Because Seattle has banned the use of plastic straws and foodservice utensils, PCC Community Markets transitioned to compostable straws, utensils and packaging back in 2015. Recently, the 12-store chain pledged to eliminate all plastic from its delis by 2022, a move customers applaud.
“As a community-owned food market, we take our member and shopper feedback to heart,” said Darrell Vannoy, VP of merchandising and procurement at PCC. “One of the top requests from our shoppers is to use less plastic. We answered that call initially in 2007 when we eliminated plastic shopping bags from our stores, and we were thrilled to be able to do it again in 2015 when we moved to compostable items. Our newest goal is a continuation of our commitment and legacy in this area.”
However, finding straws and utensils that are compostable and can withstand high temperatures without breaking down is not easy. Plus, paper straws and compostable fiber cutlery cost three to four times the price of their plastic counterparts.
While PCC has adopted compostable utensils, the chain is still searching for the right packaging to replace plastic deli containers. It must be compostable and approved and accepted by the grocer’s main composting partner. It also must be functional without degrading, be affordable and be aesthetically pleasing.
“While what’s inside the container is most important, we do know the packaging needs to look good for consumers to want to bring it home,” he said.

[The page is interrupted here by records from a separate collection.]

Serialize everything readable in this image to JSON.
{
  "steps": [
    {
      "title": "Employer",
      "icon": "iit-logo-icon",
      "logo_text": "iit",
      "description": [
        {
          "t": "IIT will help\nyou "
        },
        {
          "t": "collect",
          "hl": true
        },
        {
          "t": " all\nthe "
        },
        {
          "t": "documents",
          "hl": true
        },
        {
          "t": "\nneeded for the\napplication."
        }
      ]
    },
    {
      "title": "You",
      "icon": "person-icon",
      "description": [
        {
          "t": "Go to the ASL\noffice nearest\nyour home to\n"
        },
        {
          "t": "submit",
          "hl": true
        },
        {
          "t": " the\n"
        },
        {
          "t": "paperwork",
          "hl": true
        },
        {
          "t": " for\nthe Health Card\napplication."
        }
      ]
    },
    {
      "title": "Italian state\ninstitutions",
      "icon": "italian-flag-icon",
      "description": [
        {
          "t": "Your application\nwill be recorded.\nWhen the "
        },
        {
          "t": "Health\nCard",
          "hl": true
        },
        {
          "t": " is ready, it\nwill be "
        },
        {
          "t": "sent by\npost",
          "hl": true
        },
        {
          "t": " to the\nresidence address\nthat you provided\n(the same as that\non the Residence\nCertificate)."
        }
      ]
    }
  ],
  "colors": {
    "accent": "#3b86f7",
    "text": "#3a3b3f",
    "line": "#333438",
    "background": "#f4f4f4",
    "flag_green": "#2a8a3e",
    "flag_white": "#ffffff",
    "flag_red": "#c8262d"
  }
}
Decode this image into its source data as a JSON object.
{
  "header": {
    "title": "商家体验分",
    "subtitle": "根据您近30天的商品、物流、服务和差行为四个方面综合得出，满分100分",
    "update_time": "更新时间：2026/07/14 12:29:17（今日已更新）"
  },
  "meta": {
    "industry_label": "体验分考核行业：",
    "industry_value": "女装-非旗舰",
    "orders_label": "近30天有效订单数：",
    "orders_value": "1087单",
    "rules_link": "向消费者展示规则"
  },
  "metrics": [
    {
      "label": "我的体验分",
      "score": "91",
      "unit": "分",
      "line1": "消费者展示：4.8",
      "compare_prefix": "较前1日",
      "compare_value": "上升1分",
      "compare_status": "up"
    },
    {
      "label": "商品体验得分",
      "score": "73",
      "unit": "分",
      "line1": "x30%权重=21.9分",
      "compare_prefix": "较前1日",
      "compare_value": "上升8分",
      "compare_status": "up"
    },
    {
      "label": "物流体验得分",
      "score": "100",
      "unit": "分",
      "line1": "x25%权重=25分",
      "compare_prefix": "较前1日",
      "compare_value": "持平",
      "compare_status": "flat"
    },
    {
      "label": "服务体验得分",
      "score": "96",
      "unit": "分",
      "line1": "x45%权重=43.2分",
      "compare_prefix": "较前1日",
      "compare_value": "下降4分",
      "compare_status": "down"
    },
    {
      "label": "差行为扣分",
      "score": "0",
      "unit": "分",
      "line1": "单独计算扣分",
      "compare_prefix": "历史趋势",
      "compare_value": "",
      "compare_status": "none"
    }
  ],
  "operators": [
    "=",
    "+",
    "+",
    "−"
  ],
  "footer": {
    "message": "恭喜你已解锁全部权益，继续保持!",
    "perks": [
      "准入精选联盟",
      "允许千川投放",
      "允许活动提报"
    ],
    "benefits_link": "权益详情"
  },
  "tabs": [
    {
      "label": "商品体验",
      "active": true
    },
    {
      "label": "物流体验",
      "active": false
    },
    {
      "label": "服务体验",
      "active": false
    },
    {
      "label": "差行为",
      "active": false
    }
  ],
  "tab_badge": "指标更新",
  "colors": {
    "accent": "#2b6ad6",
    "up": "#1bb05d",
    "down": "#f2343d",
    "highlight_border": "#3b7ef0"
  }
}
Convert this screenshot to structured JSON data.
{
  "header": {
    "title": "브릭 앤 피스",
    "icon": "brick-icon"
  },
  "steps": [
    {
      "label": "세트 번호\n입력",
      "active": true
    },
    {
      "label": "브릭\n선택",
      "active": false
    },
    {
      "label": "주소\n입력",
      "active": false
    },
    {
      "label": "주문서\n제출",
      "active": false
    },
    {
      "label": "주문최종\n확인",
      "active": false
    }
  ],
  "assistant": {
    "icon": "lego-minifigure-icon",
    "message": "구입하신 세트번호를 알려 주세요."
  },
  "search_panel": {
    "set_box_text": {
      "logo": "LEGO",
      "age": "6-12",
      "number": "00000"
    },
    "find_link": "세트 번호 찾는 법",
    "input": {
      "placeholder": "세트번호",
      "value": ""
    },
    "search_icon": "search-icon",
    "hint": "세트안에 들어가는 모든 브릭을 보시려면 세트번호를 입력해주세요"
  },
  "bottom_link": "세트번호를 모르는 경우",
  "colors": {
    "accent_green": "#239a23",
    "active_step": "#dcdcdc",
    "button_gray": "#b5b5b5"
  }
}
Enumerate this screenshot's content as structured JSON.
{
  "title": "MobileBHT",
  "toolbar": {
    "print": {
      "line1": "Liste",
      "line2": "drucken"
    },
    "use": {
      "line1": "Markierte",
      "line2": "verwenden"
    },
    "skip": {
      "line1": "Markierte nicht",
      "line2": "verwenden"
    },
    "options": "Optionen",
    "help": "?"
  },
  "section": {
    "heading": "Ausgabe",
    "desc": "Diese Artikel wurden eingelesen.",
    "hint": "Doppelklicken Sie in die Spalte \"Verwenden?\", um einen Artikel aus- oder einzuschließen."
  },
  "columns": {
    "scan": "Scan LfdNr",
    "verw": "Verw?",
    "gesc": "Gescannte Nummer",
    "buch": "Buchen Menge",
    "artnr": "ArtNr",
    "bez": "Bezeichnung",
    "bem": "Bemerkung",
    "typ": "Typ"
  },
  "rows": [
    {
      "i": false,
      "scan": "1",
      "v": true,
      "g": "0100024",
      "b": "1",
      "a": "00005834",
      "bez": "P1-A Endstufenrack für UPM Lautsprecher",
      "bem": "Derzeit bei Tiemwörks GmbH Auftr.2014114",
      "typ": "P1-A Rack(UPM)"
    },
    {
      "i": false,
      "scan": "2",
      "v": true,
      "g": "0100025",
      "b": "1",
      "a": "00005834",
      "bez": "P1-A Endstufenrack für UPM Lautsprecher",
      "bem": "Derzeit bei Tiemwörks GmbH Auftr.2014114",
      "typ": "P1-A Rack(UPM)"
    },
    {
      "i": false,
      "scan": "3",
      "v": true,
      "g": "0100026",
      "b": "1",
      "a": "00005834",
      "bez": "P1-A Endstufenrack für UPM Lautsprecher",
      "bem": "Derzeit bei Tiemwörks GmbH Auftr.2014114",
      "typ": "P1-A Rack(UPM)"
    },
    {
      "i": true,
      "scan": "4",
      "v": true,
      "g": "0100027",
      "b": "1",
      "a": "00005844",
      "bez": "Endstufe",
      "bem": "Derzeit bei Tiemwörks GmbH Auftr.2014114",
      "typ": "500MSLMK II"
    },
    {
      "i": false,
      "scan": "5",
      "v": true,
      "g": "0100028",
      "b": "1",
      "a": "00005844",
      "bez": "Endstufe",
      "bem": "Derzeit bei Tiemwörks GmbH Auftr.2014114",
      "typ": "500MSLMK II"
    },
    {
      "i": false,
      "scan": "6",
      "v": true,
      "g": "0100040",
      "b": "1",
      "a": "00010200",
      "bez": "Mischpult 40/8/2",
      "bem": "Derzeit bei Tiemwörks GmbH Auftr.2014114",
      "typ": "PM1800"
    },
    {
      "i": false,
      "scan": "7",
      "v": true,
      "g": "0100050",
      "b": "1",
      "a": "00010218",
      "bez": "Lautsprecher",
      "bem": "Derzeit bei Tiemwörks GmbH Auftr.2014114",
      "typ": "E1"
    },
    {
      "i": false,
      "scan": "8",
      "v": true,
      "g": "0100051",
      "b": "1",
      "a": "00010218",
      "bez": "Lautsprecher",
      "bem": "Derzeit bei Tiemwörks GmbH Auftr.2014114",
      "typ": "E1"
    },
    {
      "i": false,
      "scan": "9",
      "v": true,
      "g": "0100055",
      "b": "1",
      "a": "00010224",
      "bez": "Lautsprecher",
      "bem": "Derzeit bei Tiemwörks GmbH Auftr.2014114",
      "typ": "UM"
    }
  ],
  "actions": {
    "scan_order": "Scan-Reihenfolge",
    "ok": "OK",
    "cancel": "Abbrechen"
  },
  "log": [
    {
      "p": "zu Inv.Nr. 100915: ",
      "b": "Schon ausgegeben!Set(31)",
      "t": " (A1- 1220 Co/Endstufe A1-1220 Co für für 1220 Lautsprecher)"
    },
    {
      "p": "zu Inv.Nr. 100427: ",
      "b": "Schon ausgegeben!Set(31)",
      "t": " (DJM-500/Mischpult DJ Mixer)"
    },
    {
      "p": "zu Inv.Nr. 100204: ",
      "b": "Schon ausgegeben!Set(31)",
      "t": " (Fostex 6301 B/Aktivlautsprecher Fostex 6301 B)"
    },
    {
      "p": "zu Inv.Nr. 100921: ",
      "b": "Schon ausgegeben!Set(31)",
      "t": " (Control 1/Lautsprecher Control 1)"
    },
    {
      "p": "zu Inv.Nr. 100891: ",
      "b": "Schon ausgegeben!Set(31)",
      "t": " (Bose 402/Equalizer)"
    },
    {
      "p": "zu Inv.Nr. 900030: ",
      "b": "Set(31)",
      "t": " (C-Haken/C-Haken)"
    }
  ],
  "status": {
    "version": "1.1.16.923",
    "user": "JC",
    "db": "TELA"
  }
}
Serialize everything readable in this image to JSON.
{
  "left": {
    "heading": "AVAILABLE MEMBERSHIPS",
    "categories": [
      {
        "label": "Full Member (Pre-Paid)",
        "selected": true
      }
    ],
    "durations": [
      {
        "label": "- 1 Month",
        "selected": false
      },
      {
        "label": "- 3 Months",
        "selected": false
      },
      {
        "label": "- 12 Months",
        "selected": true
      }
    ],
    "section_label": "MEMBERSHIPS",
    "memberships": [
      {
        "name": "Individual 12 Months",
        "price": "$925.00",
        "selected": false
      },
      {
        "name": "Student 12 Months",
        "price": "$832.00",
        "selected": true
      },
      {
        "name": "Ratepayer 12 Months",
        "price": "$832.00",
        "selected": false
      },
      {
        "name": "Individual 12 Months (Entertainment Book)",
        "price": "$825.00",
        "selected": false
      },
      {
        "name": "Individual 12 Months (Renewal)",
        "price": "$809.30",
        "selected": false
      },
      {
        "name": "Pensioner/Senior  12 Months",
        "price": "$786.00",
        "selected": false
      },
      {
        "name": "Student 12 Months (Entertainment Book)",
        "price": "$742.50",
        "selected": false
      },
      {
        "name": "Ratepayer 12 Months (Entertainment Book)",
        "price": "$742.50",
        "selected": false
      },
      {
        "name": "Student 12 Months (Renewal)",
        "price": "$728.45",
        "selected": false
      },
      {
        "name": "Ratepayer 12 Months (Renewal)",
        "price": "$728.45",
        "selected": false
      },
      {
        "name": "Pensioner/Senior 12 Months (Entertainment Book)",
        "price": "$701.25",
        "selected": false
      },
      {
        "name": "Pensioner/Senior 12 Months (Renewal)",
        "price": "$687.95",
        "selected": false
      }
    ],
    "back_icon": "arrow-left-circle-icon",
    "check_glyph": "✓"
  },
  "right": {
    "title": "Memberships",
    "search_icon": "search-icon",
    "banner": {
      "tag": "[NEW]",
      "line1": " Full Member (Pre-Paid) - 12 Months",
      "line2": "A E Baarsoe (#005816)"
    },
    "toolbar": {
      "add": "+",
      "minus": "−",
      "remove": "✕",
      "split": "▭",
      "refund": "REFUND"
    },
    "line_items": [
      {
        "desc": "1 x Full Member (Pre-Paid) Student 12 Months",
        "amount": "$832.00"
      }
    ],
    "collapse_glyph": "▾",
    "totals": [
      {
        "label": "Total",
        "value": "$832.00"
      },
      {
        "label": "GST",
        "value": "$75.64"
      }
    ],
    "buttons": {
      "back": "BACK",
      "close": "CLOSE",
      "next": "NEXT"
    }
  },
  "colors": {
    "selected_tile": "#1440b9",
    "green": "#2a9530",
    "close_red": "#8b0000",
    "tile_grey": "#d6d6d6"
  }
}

To coincide with Earth Day in April, convenience retailer Rutter’s introduced new dual indoor recycling-trash containers for customers inside the store to have more options to recycle. This year, Rutter’s is completing an overhaul of all to-go food packaging and moving away from Styrofoam to premium green packaging that can be easily recycled.